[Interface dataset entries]

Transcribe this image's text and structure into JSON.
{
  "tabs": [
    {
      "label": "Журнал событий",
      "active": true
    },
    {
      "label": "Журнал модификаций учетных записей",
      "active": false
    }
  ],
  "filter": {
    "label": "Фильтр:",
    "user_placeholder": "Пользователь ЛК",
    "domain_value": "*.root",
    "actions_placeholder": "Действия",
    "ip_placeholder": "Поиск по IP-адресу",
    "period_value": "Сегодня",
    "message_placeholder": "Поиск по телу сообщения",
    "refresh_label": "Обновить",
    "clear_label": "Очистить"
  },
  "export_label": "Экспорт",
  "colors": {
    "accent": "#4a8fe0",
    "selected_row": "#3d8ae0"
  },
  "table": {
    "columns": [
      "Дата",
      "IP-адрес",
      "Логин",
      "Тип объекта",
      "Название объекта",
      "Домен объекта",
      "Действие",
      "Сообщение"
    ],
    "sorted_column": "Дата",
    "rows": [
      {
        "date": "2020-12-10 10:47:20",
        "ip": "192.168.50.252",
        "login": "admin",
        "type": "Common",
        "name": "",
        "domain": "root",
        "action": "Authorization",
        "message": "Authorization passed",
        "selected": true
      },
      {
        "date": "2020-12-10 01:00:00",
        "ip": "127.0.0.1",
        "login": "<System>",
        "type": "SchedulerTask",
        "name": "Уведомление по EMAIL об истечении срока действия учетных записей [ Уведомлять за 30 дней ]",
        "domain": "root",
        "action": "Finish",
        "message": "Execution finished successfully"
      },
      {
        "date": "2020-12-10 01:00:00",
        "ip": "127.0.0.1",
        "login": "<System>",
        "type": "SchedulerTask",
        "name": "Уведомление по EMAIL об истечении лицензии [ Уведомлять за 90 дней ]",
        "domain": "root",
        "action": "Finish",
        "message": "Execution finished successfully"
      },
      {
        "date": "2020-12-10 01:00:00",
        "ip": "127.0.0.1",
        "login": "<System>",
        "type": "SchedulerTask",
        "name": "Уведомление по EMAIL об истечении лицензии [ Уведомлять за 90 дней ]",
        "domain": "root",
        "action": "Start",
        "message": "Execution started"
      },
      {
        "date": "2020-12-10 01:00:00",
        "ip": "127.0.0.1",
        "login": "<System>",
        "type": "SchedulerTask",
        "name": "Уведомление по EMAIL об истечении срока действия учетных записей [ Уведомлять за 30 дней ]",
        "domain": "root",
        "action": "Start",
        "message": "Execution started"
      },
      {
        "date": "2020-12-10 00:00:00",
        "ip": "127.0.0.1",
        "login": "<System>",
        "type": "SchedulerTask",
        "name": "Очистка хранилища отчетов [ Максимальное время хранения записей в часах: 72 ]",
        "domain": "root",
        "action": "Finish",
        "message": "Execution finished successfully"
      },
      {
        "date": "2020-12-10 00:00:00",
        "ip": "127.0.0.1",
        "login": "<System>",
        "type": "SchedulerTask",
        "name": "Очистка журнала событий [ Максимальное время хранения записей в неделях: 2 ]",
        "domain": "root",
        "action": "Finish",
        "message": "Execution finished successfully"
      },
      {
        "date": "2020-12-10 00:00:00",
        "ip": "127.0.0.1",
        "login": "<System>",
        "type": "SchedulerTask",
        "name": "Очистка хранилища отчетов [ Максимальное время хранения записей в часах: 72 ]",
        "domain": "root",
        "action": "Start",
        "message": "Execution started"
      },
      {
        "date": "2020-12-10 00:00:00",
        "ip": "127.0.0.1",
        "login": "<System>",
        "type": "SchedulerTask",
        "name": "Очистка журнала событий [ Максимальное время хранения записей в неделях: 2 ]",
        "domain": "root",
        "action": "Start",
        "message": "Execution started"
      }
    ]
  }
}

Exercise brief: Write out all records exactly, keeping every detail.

Solution for this exercise:
Transcribe this image's text and structure into JSON.
{
  "tabs": [
    {
      "label": "Журнал событий",
      "active": true
    },
    {
      "label": "Журнал модификаций учетных записей",
      "active": false
    }
  ],
  "filter": {
    "label": "Фильтр:",
    "user_placeholder": "Пользователь ЛК",
    "domain_value": "*.root",
    "actions_placeholder": "Действия",
    "ip_placeholder": "Поиск по IP-адресу",
    "period_value": "Сегодня",
    "message_placeholder": "Поиск по телу сообщения",
    "refresh_label": "Обновить",
    "clear_label": "Очистить"
  },
  "export_label": "Экспорт",
  "colors": {
    "accent": "#4a8fe0",
    "selected_row": "#3d8ae0"
  },
  "table": {
    "columns": [
      "Дата",
      "IP-адрес",
      "Логин",
      "Тип объекта",
      "Название объекта",
      "Домен объекта",
      "Действие",
      "Сообщение"
    ],
    "sorted_column": "Дата",
    "rows": [
      {
        "date": "2020-12-10 10:47:20",
        "ip": "192.168.50.252",
        "login": "admin",
        "type": "Common",
        "name": "",
        "domain": "root",
        "action": "Authorization",
        "message": "Authorization passed",
        "selected": true
      },
      {
        "date": "2020-12-10 01:00:00",
        "ip": "127.0.0.1",
        "login": "<System>",
        "type": "SchedulerTask",
        "name": "Уведомление по EMAIL об истечении срока действия учетных записей [ Уведомлять за 30 дней ]",
        "domain": "root",
        "action": "Finish",
        "message": "Execution finished successfully"
      },
      {
        "date": "2020-12-10 01:00:00",
        "ip": "127.0.0.1",
        "login": "<System>",
        "type": "SchedulerTask",
        "name": "Уведомление по EMAIL об истечении лицензии [ Уведомлять за 90 дней ]",
        "domain": "root",
        "action": "Finish",
        "message": "Execution finished successfully"
      },
      {
        "date": "2020-12-10 01:00:00",
        "ip": "127.0.0.1",
        "login": "<System>",
        "type": "SchedulerTask",
        "name": "Уведомление по EMAIL об истечении лицензии [ Уведомлять за 90 дней ]",
        "domain": "root",
        "action": "Start",
        "message": "Execution started"
      },
      {
        "date": "2020-12-10 01:00:00",
        "ip": "127.0.0.1",
        "login": "<System>",
        "type": "SchedulerTask",
        "name": "Уведомление по EMAIL об истечении срока действия учетных записей [ Уведомлять за 30 дней ]",
        "domain": "root",
        "action": "Start",
        "message": "Execution started"
      },
      {
        "date": "2020-12-10 00:00:00",
        "ip": "127.0.0.1",
        "login": "<System>",
        "type": "SchedulerTask",
        "name": "Очистка хранилища отчетов [ Максимальное время хранения записей в часах: 72 ]",
        "domain": "root",
        "action": "Finish",
        "message": "Execution finished successfully"
      },
      {
        "date": "2020-12-10 00:00:00",
        "ip": "127.0.0.1",
        "login": "<System>",
        "type": "SchedulerTask",
        "name": "Очистка журнала событий [ Максимальное время хранения записей в неделях: 2 ]",
        "domain": "root",
        "action": "Finish",
        "message": "Execution finished successfully"
      },
      {
        "date": "2020-12-10 00:00:00",
        "ip": "127.0.0.1",
        "login": "<System>",
        "type": "SchedulerTask",
        "name": "Очистка хранилища отчетов [ Максимальное время хранения записей в часах: 72 ]",
        "domain": "root",
        "action": "Start",
        "message": "Execution started"
      },
      {
        "date": "2020-12-10 00:00:00",
        "ip": "127.0.0.1",
        "login": "<System>",
        "type": "SchedulerTask",
        "name": "Очистка журнала событий [ Максимальное время хранения записей в неделях: 2 ]",
        "domain": "root",
        "action": "Start",
        "message": "Execution started"
      }
    ]
  }
}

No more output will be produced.